What China's Talking About Today: The Rising Cost of Living


The country's Twitter-like microblog starts a conversation about livable wages and disposable income in the world's powerhouse economy.

Beijing Feb28 p.jpg

A woman shops for groceries at a Beijing supermarket / Reuters

Chinese Web users are discussing livable wages, savings, and disposable incomes -- all at a time when analysts argue that China must promote consumerism and ween itself off a chronic dependence on production.

Trending today on Sina Weibo, China's popular micro-blogging site, is the phrase "月入7500没安全感." in English: "There's no feeling of security with a 7,500RMB monthly salary."

The hash-tagged quote comes from a Beijing resident who was interviewed in a recent article on Sina News that discusses Chinese middle-class city-dweller's dissatisfaction with their incomes.

In the article, Xiao Yao, a recent university graduate, broke down his monthly finances:  

Monthly income before taxes: 7,500RMB (~US$1,191)
Tax and insurance deductions: -1,000
Rent: -1,500
Food: -1,200
Money to send home to the family: -500
Entertainment/ misc. expenses: -1,100
Net savings: 2,200

Xiao Yao's gripe is more about savings than being able to spend more than 1,100RMB a month on entertainment and miscellaneous expenses. His net savings rate is about 30%, which he considers perilously low. (The average U.S. savings rate is around 4% right now.)

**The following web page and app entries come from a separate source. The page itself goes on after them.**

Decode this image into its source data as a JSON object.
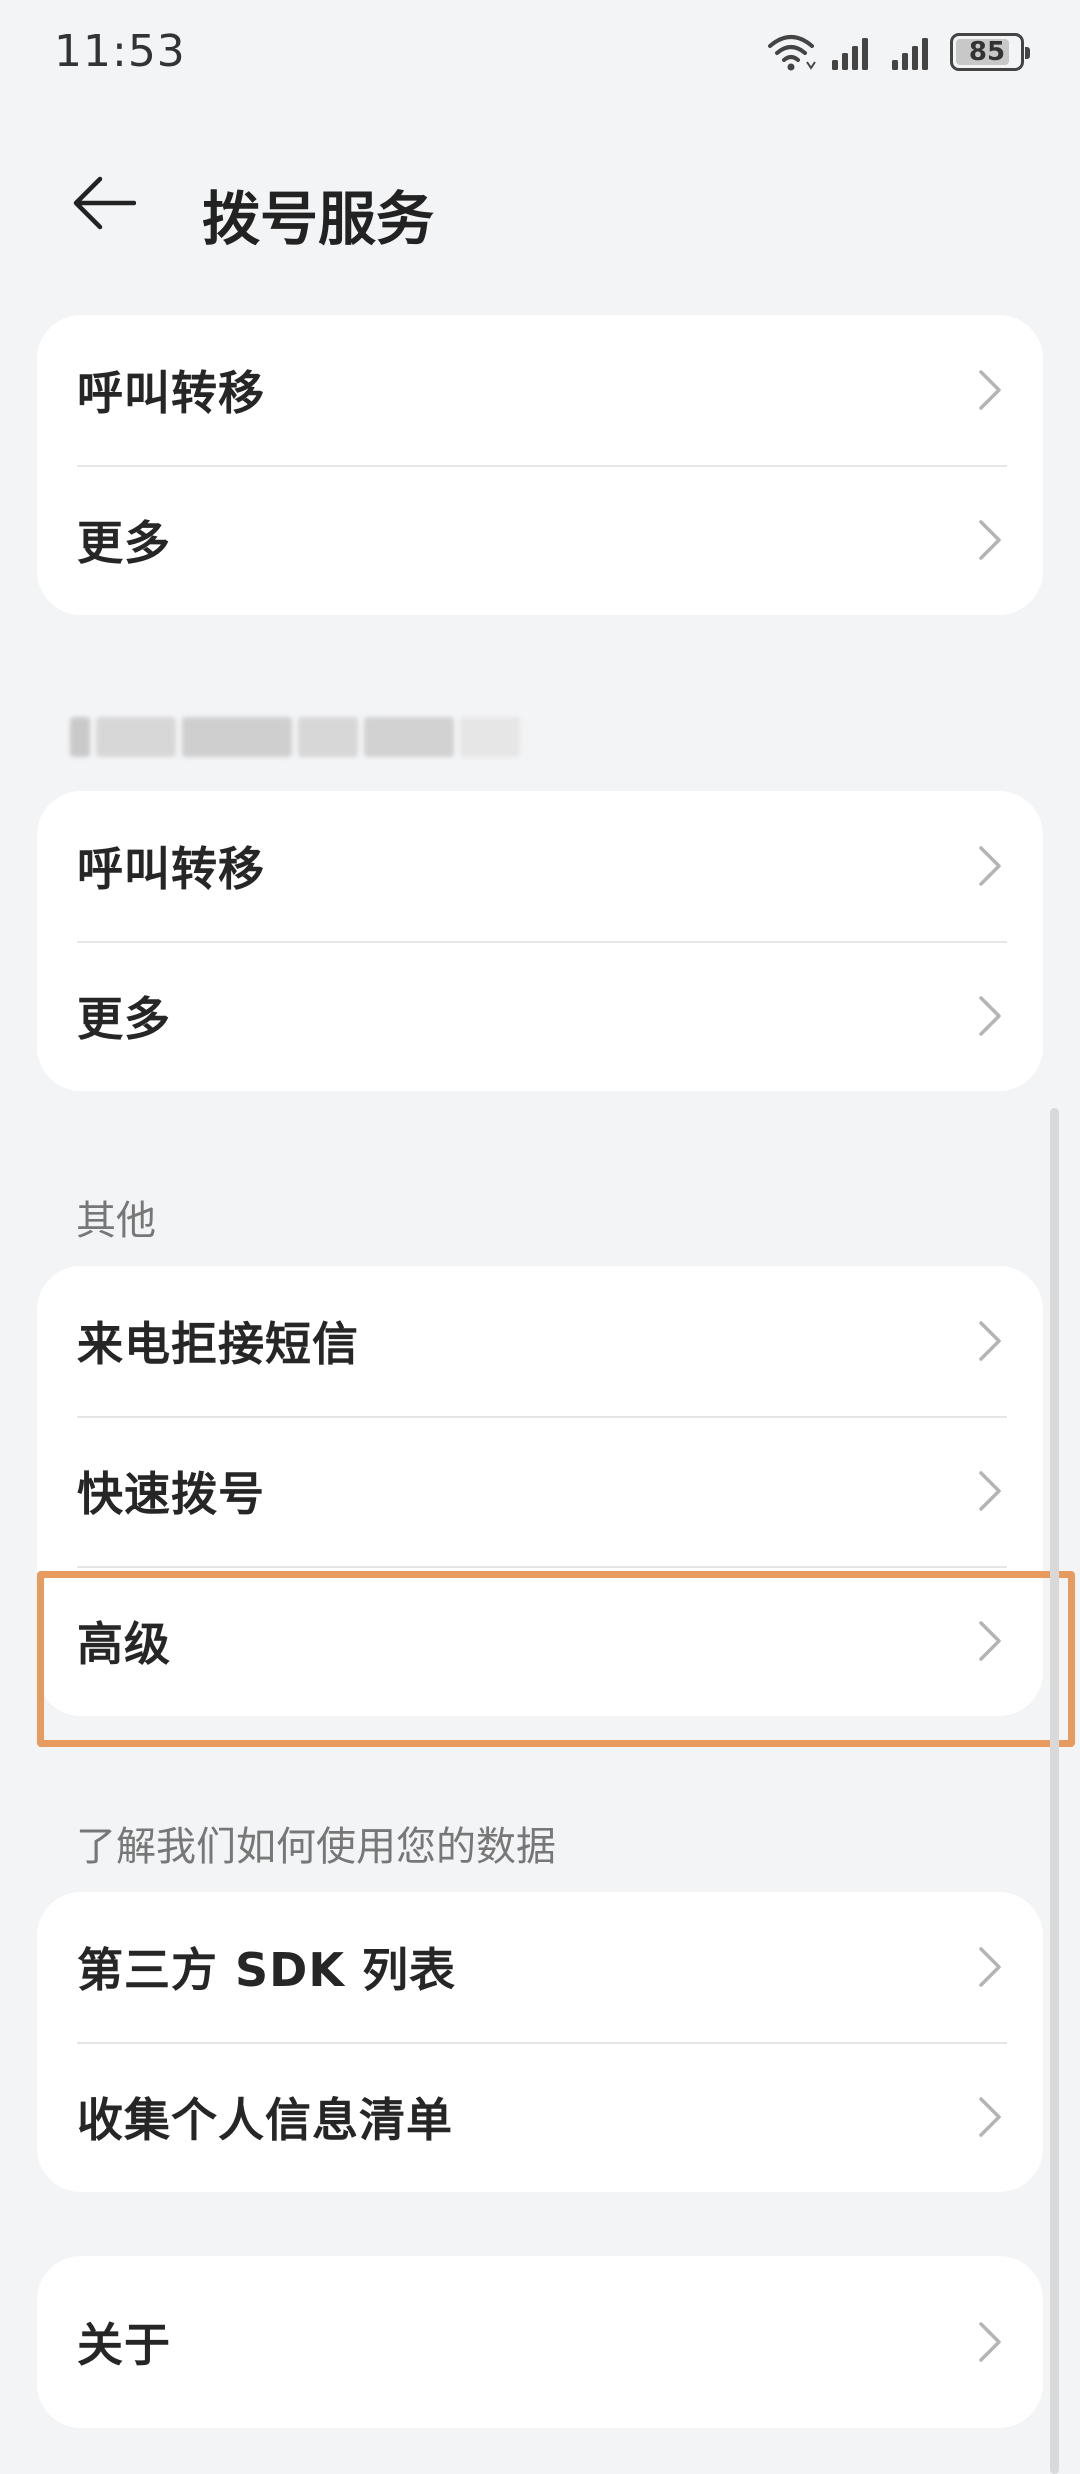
{
  "status_bar": {
    "time": "11:53",
    "battery": "85",
    "battery_level": 0.85,
    "icons": [
      "wifi-icon",
      "signal-icon",
      "signal-icon",
      "battery-icon"
    ]
  },
  "header": {
    "back_icon": "arrow-left-icon",
    "title": "拨号服务"
  },
  "sim1": {
    "items": [
      {
        "label": "呼叫转移",
        "icon": "chevron-right-icon"
      },
      {
        "label": "更多",
        "icon": "chevron-right-icon"
      }
    ]
  },
  "sim2": {
    "items": [
      {
        "label": "呼叫转移",
        "icon": "chevron-right-icon"
      },
      {
        "label": "更多",
        "icon": "chevron-right-icon"
      }
    ]
  },
  "other": {
    "title": "其他",
    "items": [
      {
        "label": "来电拒接短信",
        "icon": "chevron-right-icon"
      },
      {
        "label": "快速拨号",
        "icon": "chevron-right-icon"
      },
      {
        "label": "高级",
        "icon": "chevron-right-icon"
      }
    ]
  },
  "privacy": {
    "title": "了解我们如何使用您的数据",
    "items": [
      {
        "label": "第三方 SDK 列表",
        "icon": "chevron-right-icon"
      },
      {
        "label": "收集个人信息清单",
        "icon": "chevron-right-icon"
      }
    ]
  },
  "about": {
    "items": [
      {
        "label": "关于",
        "icon": "chevron-right-icon"
      }
    ]
  },
  "colors": {
    "background": "#f3f4f6",
    "card": "#ffffff",
    "highlight": "#e79b5f",
    "text": "#262626",
    "secondary_text": "#777777"
  }
}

He doesn't shop much. He doesn't have a girlfriend, so that he doesn't need to do things like "buy designer bags or think about purchasing a home."

"Other than daily expenses, I basically don't make any contributions to the national GDP," Xiao Yao told Sina.

In under a day, discussion of Xiao Yao's monthly salary spanned roughly a million micro-blogs, as of 5 AM on February 29th, Beijing time. On a sidebar poll of nearly 13 thousand Weibo users, some 85 percent reported that they were either altogether unhappy with their earnings -- selecting the option reading, Who doesn't want more money? -- or were living paycheck-to-paycheck.

The Sina News article observes that, although urban Beijing's per capita annual income of over 80,000 RMB is "on-par with rich countries," the city's per capita disposable income is only 33,000RMB -- 40 percent of GDP per capita, "at least 10 percentage points below most rich countries."

Some Weibo users seemed a little more likely to spend their meager disposable incomes than Xiao Yao. 

User 小猪快跑去美国 (literally, "Little pig's soon going to the U.S.") wrote,"For me, [7,500 a month] is more than enough... I spend what I earn. I earn less, I spend less. I earn more, I spend more. -- Don't beat yourself up [about savings]."

Others waxed philosophical about spending.

谷美丽1987 wrote:"If you work hard, spend hard. What's this security you're talking about? Add a 1 in front of that 7,500, and you'll still be insecure. What you should be afraid of is dying and still having a lot of money in the bank."

Shopaholics like the above micro-bloggers could serve to save an economy that, according to this recent post on TheAtlantic.com, attributes only 35 percent of GDP to consumption -- trailing far behind rival developing power, India.

Jump to comments
Presented by

Massoud Hayoun is a digital-news producer for Al Jazeera America.

Get Today's Top Stories in Your Inbox (preview)

What's the Number One Thing We Could Do to Improve City Life?

A group of journalists, professors, and non-profit leaders predict the future of livable, walkable cities

Elsewhere on the web

Join the Discussion

After you comment, click Post. If you’re not already logged in you will be asked to log in or register. blog comments powered by Disqus


Adventures in Legal Weed

Colorado is now well into its first year as the first state to legalize recreational marijuana. How's it going? James Hamblin visits Aspen.


What Makes a Story Great?

The storytellers behind House of CardsandThis American Life reflect on the creative process.


Tracing Sriracha's Origin to Thailand

Ever wonder how the wildly popular hot sauce got its name? It all started in Si Racha.


Where Confiscated Wildlife Ends Up

A government facility outside of Denver houses more than a million products of the illegal wildlife trade, from tigers and bears to bald eagles.


Is Wine Healthy?

James Hamblin prepares to impress his date with knowledge about the health benefits of wine.


The World's Largest Balloon Festival

Nine days, more than 700 balloons, and a whole lot of hot air



More in Global

Just In